Please set down each record exactly as it appears, but leave out any pictures.

### [MATERIAL PROVIDED]
== Segment start ==
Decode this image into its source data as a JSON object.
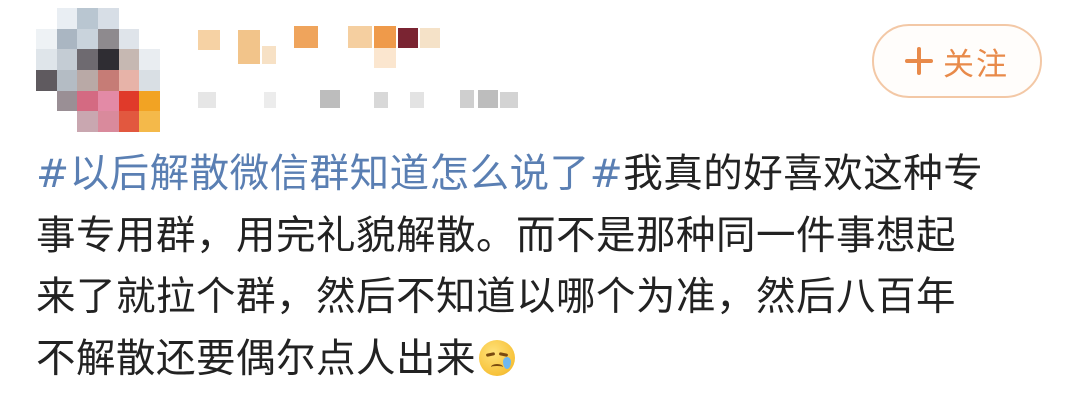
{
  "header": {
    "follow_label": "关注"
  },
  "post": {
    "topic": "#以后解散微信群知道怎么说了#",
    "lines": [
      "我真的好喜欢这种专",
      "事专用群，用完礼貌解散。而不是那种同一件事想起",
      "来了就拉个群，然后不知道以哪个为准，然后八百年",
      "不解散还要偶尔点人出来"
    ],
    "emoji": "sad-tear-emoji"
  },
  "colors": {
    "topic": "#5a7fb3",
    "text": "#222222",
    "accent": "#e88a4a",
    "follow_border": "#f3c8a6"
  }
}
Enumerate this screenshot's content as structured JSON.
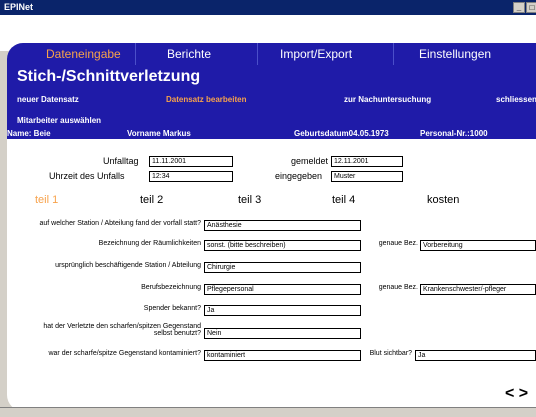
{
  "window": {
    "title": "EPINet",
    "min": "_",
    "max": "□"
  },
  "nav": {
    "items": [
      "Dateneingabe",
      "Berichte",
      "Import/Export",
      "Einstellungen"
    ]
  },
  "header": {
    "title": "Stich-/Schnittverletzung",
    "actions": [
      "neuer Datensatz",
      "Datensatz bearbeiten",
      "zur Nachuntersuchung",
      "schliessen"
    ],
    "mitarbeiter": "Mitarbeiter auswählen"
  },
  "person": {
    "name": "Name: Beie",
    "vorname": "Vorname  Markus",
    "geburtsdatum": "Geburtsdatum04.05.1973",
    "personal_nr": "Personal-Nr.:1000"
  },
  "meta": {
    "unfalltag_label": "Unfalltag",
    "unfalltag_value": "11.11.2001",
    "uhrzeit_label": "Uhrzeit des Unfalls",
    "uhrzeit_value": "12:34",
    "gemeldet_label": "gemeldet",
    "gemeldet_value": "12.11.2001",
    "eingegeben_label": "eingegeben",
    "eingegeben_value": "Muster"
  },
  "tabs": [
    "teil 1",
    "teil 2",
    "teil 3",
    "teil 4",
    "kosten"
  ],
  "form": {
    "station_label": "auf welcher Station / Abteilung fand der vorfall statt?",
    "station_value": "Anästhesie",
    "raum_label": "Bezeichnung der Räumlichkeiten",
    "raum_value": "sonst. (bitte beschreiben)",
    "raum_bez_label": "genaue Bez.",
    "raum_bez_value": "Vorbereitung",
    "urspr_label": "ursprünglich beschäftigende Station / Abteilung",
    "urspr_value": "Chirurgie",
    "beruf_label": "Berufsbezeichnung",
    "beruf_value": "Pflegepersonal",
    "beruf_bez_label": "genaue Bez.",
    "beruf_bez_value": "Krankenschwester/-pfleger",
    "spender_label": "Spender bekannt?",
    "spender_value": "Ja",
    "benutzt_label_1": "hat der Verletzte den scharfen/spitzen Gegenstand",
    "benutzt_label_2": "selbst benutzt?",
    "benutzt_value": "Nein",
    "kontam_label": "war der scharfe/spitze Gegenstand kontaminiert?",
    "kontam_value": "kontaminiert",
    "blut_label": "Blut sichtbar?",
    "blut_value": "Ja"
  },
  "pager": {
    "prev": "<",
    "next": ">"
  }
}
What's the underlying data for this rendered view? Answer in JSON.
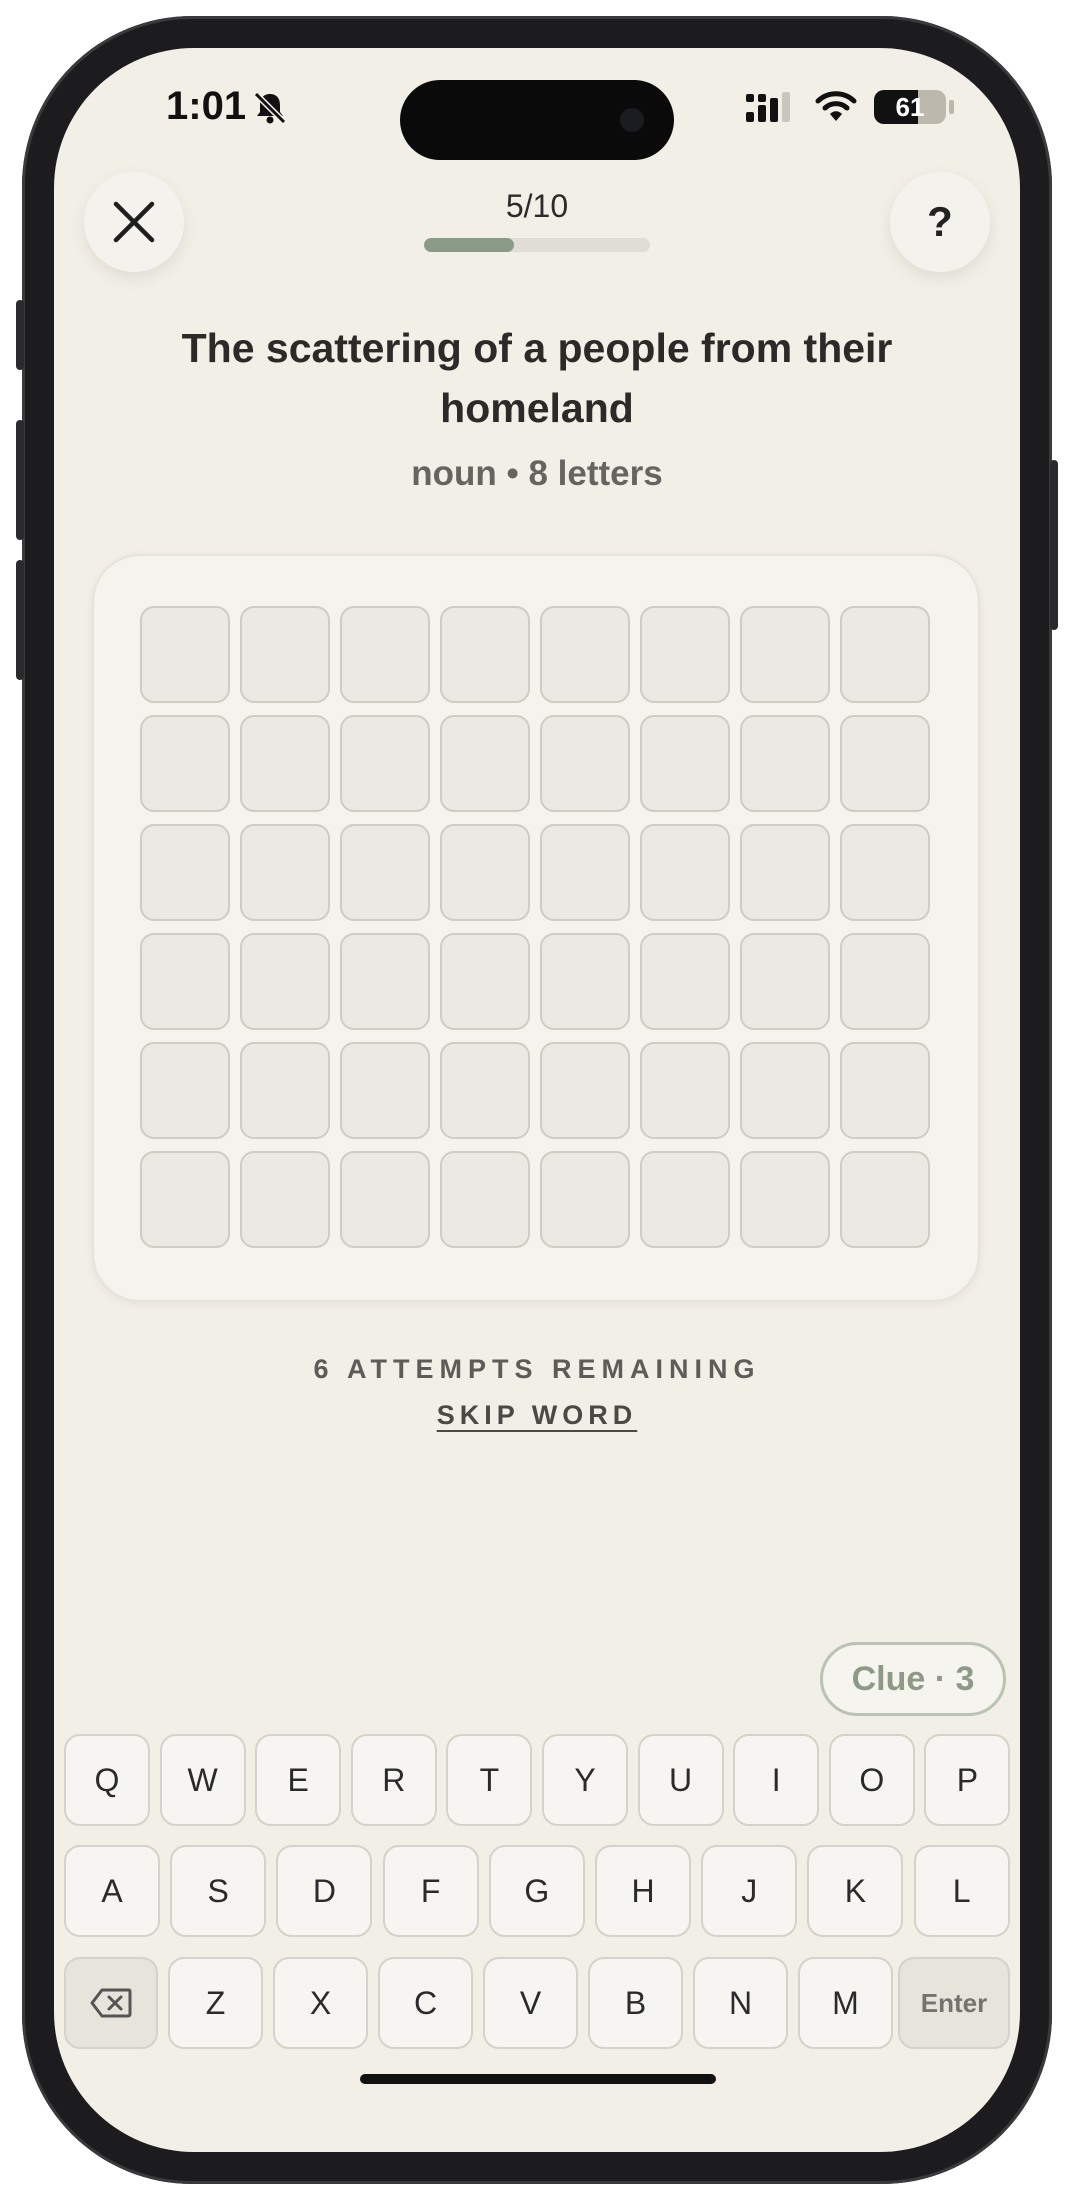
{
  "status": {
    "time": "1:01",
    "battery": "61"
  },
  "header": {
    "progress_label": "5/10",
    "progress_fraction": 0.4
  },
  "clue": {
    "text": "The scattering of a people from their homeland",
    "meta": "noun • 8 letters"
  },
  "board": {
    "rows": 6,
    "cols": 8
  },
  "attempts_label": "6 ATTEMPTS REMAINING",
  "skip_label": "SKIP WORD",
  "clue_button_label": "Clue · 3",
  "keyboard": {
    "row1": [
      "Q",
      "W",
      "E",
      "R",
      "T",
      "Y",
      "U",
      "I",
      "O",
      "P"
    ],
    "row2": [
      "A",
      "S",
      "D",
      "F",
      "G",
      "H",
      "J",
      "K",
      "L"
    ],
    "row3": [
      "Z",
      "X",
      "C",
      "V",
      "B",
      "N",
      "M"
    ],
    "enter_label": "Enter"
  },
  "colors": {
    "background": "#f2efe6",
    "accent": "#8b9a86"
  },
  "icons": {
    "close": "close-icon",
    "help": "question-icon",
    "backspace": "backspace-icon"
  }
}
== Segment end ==
### [EXPECTED ANSWER]
Decode this image into its source data as a JSON object.
{
  "header": {
    "follow_label": "关注"
  },
  "post": {
    "topic": "#以后解散微信群知道怎么说了#",
    "lines": [
      "我真的好喜欢这种专",
      "事专用群，用完礼貌解散。而不是那种同一件事想起",
      "来了就拉个群，然后不知道以哪个为准，然后八百年",
      "不解散还要偶尔点人出来"
    ],
    "emoji": "sad-tear-emoji"
  },
  "colors": {
    "topic": "#5a7fb3",
    "text": "#222222",
    "accent": "#e88a4a",
    "follow_border": "#f3c8a6"
  }
}
Enumerate this screenshot's content as structured JSON.
{
  "window": {
    "title": "EPINet",
    "min": "_",
    "max": "□"
  },
  "nav": {
    "items": [
      "Dateneingabe",
      "Berichte",
      "Import/Export",
      "Einstellungen"
    ]
  },
  "header": {
    "title": "Stich-/Schnittverletzung",
    "actions": [
      "neuer Datensatz",
      "Datensatz bearbeiten",
      "zur Nachuntersuchung",
      "schliessen"
    ],
    "mitarbeiter": "Mitarbeiter auswählen"
  },
  "person": {
    "name": "Name: Beie",
    "vorname": "Vorname  Markus",
    "geburtsdatum": "Geburtsdatum04.05.1973",
    "personal_nr": "Personal-Nr.:1000"
  },
  "meta": {
    "unfalltag_label": "Unfalltag",
    "unfalltag_value": "11.11.2001",
    "uhrzeit_label": "Uhrzeit des Unfalls",
    "uhrzeit_value": "12:34",
    "gemeldet_label": "gemeldet",
    "gemeldet_value": "12.11.2001",
    "eingegeben_label": "eingegeben",
    "eingegeben_value": "Muster"
  },
  "tabs": [
    "teil 1",
    "teil 2",
    "teil 3",
    "teil 4",
    "kosten"
  ],
  "form": {
    "station_label": "auf welcher Station / Abteilung fand der vorfall statt?",
    "station_value": "Anästhesie",
    "raum_label": "Bezeichnung der Räumlichkeiten",
    "raum_value": "sonst. (bitte beschreiben)",
    "raum_bez_label": "genaue Bez.",
    "raum_bez_value": "Vorbereitung",
    "urspr_label": "ursprünglich beschäftigende Station / Abteilung",
    "urspr_value": "Chirurgie",
    "beruf_label": "Berufsbezeichnung",
    "beruf_value": "Pflegepersonal",
    "beruf_bez_label": "genaue Bez.",
    "beruf_bez_value": "Krankenschwester/-pfleger",
    "spender_label": "Spender bekannt?",
    "spender_value": "Ja",
    "benutzt_label_1": "hat der Verletzte den scharfen/spitzen Gegenstand",
    "benutzt_label_2": "selbst benutzt?",
    "benutzt_value": "Nein",
    "kontam_label": "war der scharfe/spitze Gegenstand kontaminiert?",
    "kontam_value": "kontaminiert",
    "blut_label": "Blut sichtbar?",
    "blut_value": "Ja"
  },
  "pager": {
    "prev": "<",
    "next": ">"
  }
}
What's the underlying data for this rendered view? Answer in JSON.
{
  "status": {
    "time": "1:01",
    "battery": "61"
  },
  "header": {
    "progress_label": "5/10",
    "progress_fraction": 0.4
  },
  "clue": {
    "text": "The scattering of a people from their homeland",
    "meta": "noun • 8 letters"
  },
  "board": {
    "rows": 6,
    "cols": 8
  },
  "attempts_label": "6 ATTEMPTS REMAINING",
  "skip_label": "SKIP WORD",
  "clue_button_label": "Clue · 3",
  "keyboard": {
    "row1": [
      "Q",
      "W",
      "E",
      "R",
      "T",
      "Y",
      "U",
      "I",
      "O",
      "P"
    ],
    "row2": [
      "A",
      "S",
      "D",
      "F",
      "G",
      "H",
      "J",
      "K",
      "L"
    ],
    "row3": [
      "Z",
      "X",
      "C",
      "V",
      "B",
      "N",
      "M"
    ],
    "enter_label": "Enter"
  },
  "colors": {
    "background": "#f2efe6",
    "accent": "#8b9a86"
  },
  "icons": {
    "close": "close-icon",
    "help": "question-icon",
    "backspace": "backspace-icon"
  }
}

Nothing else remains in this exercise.